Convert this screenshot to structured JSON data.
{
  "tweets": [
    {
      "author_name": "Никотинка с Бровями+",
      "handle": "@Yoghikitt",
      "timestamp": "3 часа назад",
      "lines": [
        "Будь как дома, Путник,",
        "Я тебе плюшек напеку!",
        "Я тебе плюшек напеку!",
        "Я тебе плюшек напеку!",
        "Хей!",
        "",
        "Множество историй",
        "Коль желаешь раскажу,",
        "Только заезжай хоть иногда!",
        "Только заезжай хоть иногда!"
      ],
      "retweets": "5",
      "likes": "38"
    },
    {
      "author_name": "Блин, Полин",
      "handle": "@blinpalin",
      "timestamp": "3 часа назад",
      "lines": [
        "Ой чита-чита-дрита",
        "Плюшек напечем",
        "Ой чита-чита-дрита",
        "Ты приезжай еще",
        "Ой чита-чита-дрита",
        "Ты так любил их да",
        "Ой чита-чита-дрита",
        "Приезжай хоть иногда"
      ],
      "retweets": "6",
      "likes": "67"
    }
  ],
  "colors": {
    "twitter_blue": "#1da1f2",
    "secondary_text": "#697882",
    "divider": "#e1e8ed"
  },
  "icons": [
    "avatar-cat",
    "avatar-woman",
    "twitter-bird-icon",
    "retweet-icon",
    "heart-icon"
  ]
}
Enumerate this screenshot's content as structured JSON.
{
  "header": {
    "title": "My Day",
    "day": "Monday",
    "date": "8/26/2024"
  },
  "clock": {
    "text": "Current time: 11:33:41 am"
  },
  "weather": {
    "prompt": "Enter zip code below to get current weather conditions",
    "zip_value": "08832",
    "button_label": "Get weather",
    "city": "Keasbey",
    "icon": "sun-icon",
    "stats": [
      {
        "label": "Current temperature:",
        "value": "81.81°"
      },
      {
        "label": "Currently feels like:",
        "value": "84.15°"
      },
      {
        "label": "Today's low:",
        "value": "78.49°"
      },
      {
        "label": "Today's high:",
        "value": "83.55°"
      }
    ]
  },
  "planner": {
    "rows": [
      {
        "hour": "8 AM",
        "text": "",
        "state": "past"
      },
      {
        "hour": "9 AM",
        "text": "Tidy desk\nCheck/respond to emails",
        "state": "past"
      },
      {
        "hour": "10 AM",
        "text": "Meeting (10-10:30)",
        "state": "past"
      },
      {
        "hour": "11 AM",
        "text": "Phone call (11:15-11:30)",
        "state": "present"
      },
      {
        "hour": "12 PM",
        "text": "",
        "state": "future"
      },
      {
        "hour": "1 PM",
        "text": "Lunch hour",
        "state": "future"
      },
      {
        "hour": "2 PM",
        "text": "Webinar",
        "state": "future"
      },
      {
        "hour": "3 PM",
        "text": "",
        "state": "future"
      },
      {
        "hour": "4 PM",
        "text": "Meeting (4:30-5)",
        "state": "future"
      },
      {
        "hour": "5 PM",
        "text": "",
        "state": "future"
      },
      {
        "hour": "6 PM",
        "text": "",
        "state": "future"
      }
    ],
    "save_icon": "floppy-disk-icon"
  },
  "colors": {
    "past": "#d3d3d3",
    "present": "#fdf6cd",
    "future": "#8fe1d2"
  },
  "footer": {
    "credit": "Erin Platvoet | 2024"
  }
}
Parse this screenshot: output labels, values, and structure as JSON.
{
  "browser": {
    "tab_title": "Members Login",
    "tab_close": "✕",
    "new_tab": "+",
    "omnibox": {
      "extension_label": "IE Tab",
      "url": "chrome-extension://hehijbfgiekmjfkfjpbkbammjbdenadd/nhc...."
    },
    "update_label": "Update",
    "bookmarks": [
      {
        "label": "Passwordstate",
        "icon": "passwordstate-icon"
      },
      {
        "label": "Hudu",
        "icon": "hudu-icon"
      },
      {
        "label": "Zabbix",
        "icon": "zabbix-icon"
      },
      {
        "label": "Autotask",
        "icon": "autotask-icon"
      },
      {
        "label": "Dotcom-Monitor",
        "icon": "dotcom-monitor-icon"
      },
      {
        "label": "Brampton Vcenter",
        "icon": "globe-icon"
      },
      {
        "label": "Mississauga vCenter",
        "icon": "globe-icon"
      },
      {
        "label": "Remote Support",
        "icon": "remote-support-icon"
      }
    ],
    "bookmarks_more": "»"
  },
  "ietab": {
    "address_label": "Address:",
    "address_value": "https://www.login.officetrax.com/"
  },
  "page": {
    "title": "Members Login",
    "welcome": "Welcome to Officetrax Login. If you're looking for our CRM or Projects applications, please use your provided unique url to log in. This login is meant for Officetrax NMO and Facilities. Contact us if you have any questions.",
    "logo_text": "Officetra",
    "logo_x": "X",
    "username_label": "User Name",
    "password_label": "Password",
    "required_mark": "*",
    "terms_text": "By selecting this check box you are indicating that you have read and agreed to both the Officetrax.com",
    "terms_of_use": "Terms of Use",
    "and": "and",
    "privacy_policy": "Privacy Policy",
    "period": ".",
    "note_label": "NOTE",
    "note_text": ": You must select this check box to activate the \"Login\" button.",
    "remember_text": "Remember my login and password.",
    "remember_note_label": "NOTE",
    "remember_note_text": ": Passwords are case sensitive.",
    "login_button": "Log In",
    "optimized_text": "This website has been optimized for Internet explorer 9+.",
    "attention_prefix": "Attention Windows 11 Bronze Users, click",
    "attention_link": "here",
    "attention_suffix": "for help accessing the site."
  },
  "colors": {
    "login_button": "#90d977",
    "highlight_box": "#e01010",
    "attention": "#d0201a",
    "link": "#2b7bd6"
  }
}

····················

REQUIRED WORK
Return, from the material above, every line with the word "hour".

TASK ANSWER
        "hour": "8 AM",
        "hour": "9 AM",
        "hour": "10 AM",
        "hour": "11 AM",
        "hour": "12 PM",
        "hour": "1 PM",
        "text": "Lunch hour",
        "hour": "2 PM",
        "hour": "3 PM",
        "hour": "4 PM",
        "hour": "5 PM",
        "hour": "6 PM",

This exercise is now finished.